You can turn left by paddling harder (or further away from the side) on the right side and turn right by paddling on the left side. If you need to turn suddenly, holding your paddle in the water or even paddling backwards on the right side will turn you right.

Who is in control?
The person sitting in the back has much more control over the direction. It is prudent to have the more experienced person sit there when the water is rough.

Going through rapids
The thing that you want the least when going through rapids is hitting a rock or getting stuck on a rock. When the current is strong, it can turn you sideways and then capsize. When approaching rapids, watch the river carefully and try to find a path of reasonably clear stroke of water. If the current is strong, underwater rocks will disturb the water and you can get a reasonable idea where the rocks are. Enter the rapids straight, never sideways. Even a small sidewise position may make it difficult to control your canoe.

In case you get stuck on a rock, the best method to get you out of trouble is to have one of the two canoers (the one closer to the rock) to step out of the canoe (the water may be deep, but there is usually a small piece of shallow water, which is the rock itself). Try pushing the canoe gently off the rock and get into it before the current carries it away. The safest way to get on your canoe in this case is to sit down on its front or its back in a horseman position and then move slowly into your seat, trying to preserve balance.

Like in airplane landing, try to keep plenty of distance between you and the canoes before you when approaching rapids.

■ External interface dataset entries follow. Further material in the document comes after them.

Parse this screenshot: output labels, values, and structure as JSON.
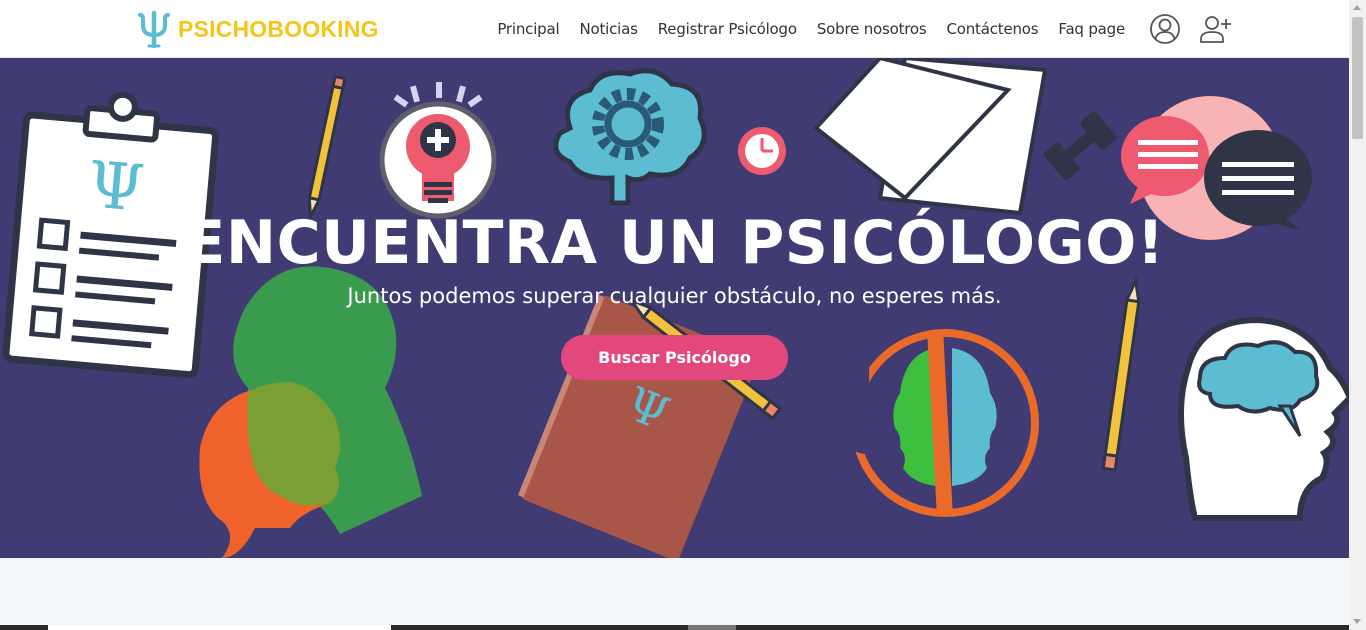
{
  "brand": {
    "name": "PSICHOBOOKING",
    "logo_icon": "psi-icon",
    "color": "#f5c518",
    "logo_color": "#5bbcd2"
  },
  "nav": {
    "links": [
      "Principal",
      "Noticias",
      "Registrar Psicólogo",
      "Sobre nosotros",
      "Contáctenos",
      "Faq page"
    ],
    "icons": [
      "user-account-icon",
      "add-user-icon"
    ]
  },
  "hero": {
    "title": "ENCUENTRA UN PSICÓLOGO!",
    "subtitle": "Juntos podemos superar cualquier obstáculo, no esperes más.",
    "button_label": "Buscar Psicólogo",
    "background_color": "#413b74",
    "button_color": "#e4467e",
    "illustrations": [
      "clipboard-checklist",
      "pencil",
      "lightbulb-with-plus",
      "brain-with-gear",
      "clock",
      "papers",
      "dumbbell",
      "speech-bubbles",
      "overlapping-heads",
      "notebook-with-psi",
      "pencil",
      "two-faces-circle",
      "pencil",
      "head-with-cloud"
    ]
  }
}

You should ba able to stop or easily to take another route if the canoe before you gets stuck on a rock.

In the very beginning, it makes sense to have somebody with more experience go first through rapids and pick a good route (watch out - some people like picking the most dangerous route for the pure fun of it).

If there is a thunderstorm, you should get out of the water and wait on the shore.

Tie your things to the canoe (use a rope or bungy cords) when you start the trip. This helps to avoid spreading your belongings over the riverbed in case your canoe capsizes. Also, make sure that your children wear life jackets. If capsized, don't panic, the canoe will keep floating, the river is not very deep, and the current is not that strong (it's not whitewater). Call somebody to help you pull the canoe to the riverbank and get the water out before you continue.

by Tomek D Loboda and Mark Voortman